Announcement

Collapse
No announcement yet.

Can I skip my last (January) estimated tax payment, if my taxable income went down?

Collapse
X
 
  • Filter
  • Time
  • Show
Clear All
new posts

  • Can I skip my last (January) estimated tax payment, if my taxable income went down?

    Hello - long time reader, first time poster. I am an internal medicine doctor with a primary w2 job and a side 1099 gig covering overnights and another clinic on weekends. This is my first year having anything other than pure w2 income. I estimated my earnings at the beginning of the year and what my tax would be, divided by 4 and have made the first 3 of those payments so far.

    however, because of Covid and some various other issues, I ended up doing fewer 1099 shifts and the pay was cut a bit as well. I also invested more into the solo 401k (employer side from my 1099). When I ran the calculations in light of these, it looks like I will have overpaid already for the 2020 tax year based on normal w2 withholding + my 3 estimated tax payments so far.

    so do I need to still pay the January estimated tax payment? I was told that the estimated payments need to be equal, so if one is missing, even If already overpaying, it has higher risk of audit.

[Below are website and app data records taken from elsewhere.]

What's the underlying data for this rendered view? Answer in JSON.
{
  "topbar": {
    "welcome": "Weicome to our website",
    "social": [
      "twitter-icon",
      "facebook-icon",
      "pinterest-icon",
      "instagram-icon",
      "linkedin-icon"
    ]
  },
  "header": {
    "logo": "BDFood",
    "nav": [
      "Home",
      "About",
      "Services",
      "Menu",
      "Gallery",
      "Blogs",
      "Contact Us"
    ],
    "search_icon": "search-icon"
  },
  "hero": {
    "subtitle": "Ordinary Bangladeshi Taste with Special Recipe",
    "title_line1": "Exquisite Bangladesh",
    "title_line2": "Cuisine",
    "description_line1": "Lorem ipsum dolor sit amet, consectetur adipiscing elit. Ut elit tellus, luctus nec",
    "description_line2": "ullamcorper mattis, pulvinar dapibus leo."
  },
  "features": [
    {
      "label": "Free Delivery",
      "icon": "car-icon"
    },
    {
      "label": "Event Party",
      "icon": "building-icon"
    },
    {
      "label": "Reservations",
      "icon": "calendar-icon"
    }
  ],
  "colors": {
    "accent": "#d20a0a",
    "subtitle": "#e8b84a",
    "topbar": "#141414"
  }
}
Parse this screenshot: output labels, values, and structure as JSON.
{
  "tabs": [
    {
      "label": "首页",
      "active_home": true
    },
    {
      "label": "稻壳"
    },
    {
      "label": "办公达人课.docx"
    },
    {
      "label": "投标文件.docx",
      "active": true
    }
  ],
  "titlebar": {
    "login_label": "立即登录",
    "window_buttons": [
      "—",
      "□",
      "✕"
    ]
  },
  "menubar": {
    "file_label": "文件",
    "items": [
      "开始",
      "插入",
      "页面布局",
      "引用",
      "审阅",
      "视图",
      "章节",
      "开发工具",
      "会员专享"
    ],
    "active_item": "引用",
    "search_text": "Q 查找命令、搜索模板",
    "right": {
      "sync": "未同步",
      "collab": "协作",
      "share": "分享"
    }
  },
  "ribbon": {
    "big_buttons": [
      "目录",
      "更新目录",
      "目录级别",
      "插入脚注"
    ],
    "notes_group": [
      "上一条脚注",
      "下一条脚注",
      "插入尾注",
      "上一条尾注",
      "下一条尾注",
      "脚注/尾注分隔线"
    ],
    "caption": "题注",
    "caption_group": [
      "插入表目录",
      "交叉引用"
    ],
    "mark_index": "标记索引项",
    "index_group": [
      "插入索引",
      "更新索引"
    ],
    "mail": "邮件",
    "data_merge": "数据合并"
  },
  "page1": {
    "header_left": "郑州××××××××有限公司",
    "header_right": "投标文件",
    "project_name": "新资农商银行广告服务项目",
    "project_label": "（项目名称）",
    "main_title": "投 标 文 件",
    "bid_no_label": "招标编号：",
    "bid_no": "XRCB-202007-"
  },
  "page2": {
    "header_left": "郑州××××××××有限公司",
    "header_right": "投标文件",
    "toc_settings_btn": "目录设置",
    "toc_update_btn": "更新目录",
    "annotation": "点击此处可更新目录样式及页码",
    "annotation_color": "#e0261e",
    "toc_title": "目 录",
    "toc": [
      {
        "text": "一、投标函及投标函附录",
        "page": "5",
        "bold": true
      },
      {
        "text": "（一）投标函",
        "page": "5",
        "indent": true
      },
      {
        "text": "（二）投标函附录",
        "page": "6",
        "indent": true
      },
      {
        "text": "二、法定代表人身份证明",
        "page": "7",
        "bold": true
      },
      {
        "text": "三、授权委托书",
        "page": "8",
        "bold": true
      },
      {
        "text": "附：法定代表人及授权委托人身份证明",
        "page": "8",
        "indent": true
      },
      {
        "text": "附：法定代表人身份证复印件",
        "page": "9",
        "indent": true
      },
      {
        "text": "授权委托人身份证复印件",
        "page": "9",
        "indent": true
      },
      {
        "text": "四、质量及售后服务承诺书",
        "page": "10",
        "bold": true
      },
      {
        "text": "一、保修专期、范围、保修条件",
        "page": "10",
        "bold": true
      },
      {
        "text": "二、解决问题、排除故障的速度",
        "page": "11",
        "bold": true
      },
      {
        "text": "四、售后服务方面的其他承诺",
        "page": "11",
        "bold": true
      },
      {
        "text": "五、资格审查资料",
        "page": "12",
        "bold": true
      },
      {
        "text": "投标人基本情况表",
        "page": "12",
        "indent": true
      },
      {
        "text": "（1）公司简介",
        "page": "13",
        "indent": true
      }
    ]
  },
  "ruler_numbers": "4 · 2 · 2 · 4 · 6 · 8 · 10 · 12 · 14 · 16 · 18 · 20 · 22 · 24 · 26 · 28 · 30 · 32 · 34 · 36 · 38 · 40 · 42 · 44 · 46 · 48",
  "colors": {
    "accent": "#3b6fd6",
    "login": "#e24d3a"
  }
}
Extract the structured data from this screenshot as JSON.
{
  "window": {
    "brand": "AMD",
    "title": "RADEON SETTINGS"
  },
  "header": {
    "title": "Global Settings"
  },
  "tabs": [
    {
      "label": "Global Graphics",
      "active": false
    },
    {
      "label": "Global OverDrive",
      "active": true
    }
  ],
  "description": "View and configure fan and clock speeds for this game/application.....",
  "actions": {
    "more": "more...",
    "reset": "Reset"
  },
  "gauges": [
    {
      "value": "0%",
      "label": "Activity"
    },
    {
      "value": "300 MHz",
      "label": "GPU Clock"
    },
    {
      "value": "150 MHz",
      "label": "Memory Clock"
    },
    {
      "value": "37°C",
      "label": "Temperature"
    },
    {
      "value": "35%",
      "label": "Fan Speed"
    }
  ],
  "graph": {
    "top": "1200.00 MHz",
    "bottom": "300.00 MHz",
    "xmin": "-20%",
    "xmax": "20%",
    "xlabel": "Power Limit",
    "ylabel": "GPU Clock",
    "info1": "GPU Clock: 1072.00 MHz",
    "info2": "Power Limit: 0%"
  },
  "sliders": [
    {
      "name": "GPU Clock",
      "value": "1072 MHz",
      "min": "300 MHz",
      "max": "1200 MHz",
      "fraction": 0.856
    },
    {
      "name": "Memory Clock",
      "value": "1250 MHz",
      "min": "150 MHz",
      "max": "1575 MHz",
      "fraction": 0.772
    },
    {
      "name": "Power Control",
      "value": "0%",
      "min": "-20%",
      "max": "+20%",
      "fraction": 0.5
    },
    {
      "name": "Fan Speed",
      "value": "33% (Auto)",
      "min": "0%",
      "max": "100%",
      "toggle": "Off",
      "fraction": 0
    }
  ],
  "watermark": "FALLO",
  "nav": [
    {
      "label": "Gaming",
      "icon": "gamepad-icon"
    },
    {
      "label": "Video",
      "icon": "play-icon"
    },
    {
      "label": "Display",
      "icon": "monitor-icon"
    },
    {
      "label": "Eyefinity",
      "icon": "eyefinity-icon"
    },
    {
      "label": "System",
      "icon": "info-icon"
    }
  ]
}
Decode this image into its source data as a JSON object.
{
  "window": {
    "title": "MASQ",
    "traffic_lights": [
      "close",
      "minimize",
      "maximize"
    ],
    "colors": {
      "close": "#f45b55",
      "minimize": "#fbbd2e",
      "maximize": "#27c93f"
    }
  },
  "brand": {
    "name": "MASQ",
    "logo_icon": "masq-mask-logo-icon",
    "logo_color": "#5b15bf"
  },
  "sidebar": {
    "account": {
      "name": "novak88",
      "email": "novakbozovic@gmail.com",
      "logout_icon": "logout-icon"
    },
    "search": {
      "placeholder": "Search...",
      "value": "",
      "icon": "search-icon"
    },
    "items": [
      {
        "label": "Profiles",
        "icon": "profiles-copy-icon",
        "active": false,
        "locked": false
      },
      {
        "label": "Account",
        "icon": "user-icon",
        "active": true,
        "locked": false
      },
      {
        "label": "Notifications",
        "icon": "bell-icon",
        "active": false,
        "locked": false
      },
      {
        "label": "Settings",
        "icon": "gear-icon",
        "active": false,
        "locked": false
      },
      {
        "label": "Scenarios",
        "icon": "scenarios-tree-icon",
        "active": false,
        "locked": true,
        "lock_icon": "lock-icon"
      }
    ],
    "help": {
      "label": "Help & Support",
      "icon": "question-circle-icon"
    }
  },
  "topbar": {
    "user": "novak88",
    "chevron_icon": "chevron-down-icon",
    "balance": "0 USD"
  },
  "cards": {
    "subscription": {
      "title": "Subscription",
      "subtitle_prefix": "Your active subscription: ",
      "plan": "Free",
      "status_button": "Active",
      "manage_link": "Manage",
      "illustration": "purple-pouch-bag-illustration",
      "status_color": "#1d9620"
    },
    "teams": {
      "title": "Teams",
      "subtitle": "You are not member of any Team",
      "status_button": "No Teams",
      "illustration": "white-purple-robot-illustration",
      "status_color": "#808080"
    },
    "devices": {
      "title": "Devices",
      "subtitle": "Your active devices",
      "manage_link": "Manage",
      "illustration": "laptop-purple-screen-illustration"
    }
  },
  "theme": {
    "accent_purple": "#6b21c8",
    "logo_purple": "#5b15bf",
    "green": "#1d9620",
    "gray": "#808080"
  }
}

    thank you everyone.

  • #2
    Originally posted by CBCwDiffpls View Post
    I was told that the estimated payments need to be equal, so if one is missing, even If already overpaying, it has higher risk of audit.
    First time in 40 years as a CPA that I've heard that one. Trick or treat, that is incorrect!

    If you overpay your taxes then, no, there is no reason to pay in your 4th estimate in order to overpay even more. Estimates are calculated to meet IRS "safe harbor" rules in the event of underpayment. So, in general on this forum, physician families aim to pay in 110% of their prior year income taxes in a year of increasing tax burdens. That is to avoid penalty and interest on having a balance due in April.

    This year, however, was an anomaly for many physician families (aka, 2020: The Year of the Never-Ending Tax Season). Many clients will have lower tax bills and have been doing significant planning in order to avoid large overpayment in April as a result of simply complying with safe harbor rules. You are looking at this correctly. Had you skipped your first estimate rather than your last, you might have ended up in a penalty situation but you should be fine.

    I hope 2021 is better for you - welcome to the forum!
    Our passion is protecting clients and others from predatory and ignorant advisors. Fox & Co CPAs, Fox & Co Wealth Mgmt. 270-247-6087

    Comment


    • #3
      Originally posted by jfoxcpacfp View Post

      First time in 40 years as a CPA that I've heard that one. Trick or treat, that is incorrect!

      If you overpay your taxes then, no, there is no reason to pay in your 4th estimate in order to overpay even more. Estimates are calculated to meet IRS "safe harbor" rules in the event of underpayment. So, in general on this forum, physician families aim to pay in 110% of their prior year income taxes in a year of increasing tax burdens. That is to avoid penalty and interest on having a balance due in April.

      This year, however, was an anomaly for many physician families (aka, 2020: The Year of the Never-Ending Tax Season). Many clients will have lower tax bills and have been doing significant planning in order to avoid large overpayment in April as a result of simply complying with safe harbor rules. You are looking at this correctly. Had you skipped your first estimate rather than your last, you might have ended up in a penalty situation but you should be fine.

      I hope 2021 is better for you - welcome to the forum!
      That is reassuring, thank you! I think I was concerned because I remember reading something about having to file a separate form if your quarterly income changes significantly, so your estimated payments would be different accordingly. I never did this and just estimated a high amount to be safe.

      Either way, I think this shows I should just pay someone to guide me through this at least for this year, and maybe I will be more comfortable doing it myself (as I had been for all my W2-only years) in the future.

      Thanks again. Happy Halloween!

      Comment


      • #4
        Pretty simple. Form 2210.
        https://www.irs.gov/forms-pubs/about-form-2210

        Comment


        • #5
          • Withholding by default is treated as equally received during the year. Estimated tax payments are treated for that specific quarter.
          • It is an under payment penalty. This only applies if you have not made necessary timely quarterly payments of withholding + estimated tax payments.
          • Four equal estimated tax payments are a safe harbor from having to file Form 2210. Not an absolute requirement.
          • Three equal payments and a smaller/no fourth quarter payment is not an uncommon occurrence.
          • I have done this on several occasions and not heard a peep from the IRS.
          • The most this would cause is a CP2000 notice and not trigger a full blown audit. You could probably solve this with a simple phone call. The IRS is not staffed by a bunch of Ogres.
          • If you are really worried about it you could file a Form 2210 as suggested [email protected]

          Comment


          • #6
            Thank you everyone!

            Comment

            Working...
            X